Given data.
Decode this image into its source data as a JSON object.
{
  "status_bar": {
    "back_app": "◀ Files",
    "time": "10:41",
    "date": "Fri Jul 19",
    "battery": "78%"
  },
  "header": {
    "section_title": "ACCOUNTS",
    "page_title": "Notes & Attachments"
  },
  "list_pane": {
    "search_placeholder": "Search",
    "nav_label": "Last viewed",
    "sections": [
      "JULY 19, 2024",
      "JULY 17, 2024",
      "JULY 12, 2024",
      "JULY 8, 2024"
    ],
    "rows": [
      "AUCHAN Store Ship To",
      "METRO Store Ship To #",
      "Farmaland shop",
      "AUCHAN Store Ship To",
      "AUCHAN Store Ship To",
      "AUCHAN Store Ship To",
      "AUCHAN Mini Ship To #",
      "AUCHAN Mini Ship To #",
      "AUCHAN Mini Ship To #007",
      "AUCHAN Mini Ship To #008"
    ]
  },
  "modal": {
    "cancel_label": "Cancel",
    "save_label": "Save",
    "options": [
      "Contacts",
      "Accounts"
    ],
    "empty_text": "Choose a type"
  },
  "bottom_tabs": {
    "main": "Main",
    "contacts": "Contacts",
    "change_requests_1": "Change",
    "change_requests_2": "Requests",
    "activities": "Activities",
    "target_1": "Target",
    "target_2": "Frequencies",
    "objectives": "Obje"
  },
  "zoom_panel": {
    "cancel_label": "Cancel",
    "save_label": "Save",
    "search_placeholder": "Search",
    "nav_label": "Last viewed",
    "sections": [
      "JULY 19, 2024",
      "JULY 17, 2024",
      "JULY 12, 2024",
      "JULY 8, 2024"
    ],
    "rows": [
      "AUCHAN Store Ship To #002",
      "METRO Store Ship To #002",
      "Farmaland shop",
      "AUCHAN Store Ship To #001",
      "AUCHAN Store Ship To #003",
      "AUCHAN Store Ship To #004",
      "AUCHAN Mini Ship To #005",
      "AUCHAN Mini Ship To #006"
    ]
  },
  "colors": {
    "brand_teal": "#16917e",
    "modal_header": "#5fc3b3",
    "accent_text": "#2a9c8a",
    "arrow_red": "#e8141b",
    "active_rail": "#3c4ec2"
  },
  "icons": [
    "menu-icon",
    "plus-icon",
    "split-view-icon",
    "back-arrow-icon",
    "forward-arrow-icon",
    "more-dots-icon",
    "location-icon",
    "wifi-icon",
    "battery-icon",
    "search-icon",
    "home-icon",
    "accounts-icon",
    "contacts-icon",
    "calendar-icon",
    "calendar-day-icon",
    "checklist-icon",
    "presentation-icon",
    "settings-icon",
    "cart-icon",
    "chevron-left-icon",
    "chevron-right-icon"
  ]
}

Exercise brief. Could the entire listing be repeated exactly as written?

Answer for this exercise.
Decode this image into its source data as a JSON object.
{
  "status_bar": {
    "back_app": "◀ Files",
    "time": "10:41",
    "date": "Fri Jul 19",
    "battery": "78%"
  },
  "header": {
    "section_title": "ACCOUNTS",
    "page_title": "Notes & Attachments"
  },
  "list_pane": {
    "search_placeholder": "Search",
    "nav_label": "Last viewed",
    "sections": [
      "JULY 19, 2024",
      "JULY 17, 2024",
      "JULY 12, 2024",
      "JULY 8, 2024"
    ],
    "rows": [
      "AUCHAN Store Ship To",
      "METRO Store Ship To #",
      "Farmaland shop",
      "AUCHAN Store Ship To",
      "AUCHAN Store Ship To",
      "AUCHAN Store Ship To",
      "AUCHAN Mini Ship To #",
      "AUCHAN Mini Ship To #",
      "AUCHAN Mini Ship To #007",
      "AUCHAN Mini Ship To #008"
    ]
  },
  "modal": {
    "cancel_label": "Cancel",
    "save_label": "Save",
    "options": [
      "Contacts",
      "Accounts"
    ],
    "empty_text": "Choose a type"
  },
  "bottom_tabs": {
    "main": "Main",
    "contacts": "Contacts",
    "change_requests_1": "Change",
    "change_requests_2": "Requests",
    "activities": "Activities",
    "target_1": "Target",
    "target_2": "Frequencies",
    "objectives": "Obje"
  },
  "zoom_panel": {
    "cancel_label": "Cancel",
    "save_label": "Save",
    "search_placeholder": "Search",
    "nav_label": "Last viewed",
    "sections": [
      "JULY 19, 2024",
      "JULY 17, 2024",
      "JULY 12, 2024",
      "JULY 8, 2024"
    ],
    "rows": [
      "AUCHAN Store Ship To #002",
      "METRO Store Ship To #002",
      "Farmaland shop",
      "AUCHAN Store Ship To #001",
      "AUCHAN Store Ship To #003",
      "AUCHAN Store Ship To #004",
      "AUCHAN Mini Ship To #005",
      "AUCHAN Mini Ship To #006"
    ]
  },
  "colors": {
    "brand_teal": "#16917e",
    "modal_header": "#5fc3b3",
    "accent_text": "#2a9c8a",
    "arrow_red": "#e8141b",
    "active_rail": "#3c4ec2"
  },
  "icons": [
    "menu-icon",
    "plus-icon",
    "split-view-icon",
    "back-arrow-icon",
    "forward-arrow-icon",
    "more-dots-icon",
    "location-icon",
    "wifi-icon",
    "battery-icon",
    "search-icon",
    "home-icon",
    "accounts-icon",
    "contacts-icon",
    "calendar-icon",
    "calendar-day-icon",
    "checklist-icon",
    "presentation-icon",
    "settings-icon",
    "cart-icon",
    "chevron-left-icon",
    "chevron-right-icon"
  ]
}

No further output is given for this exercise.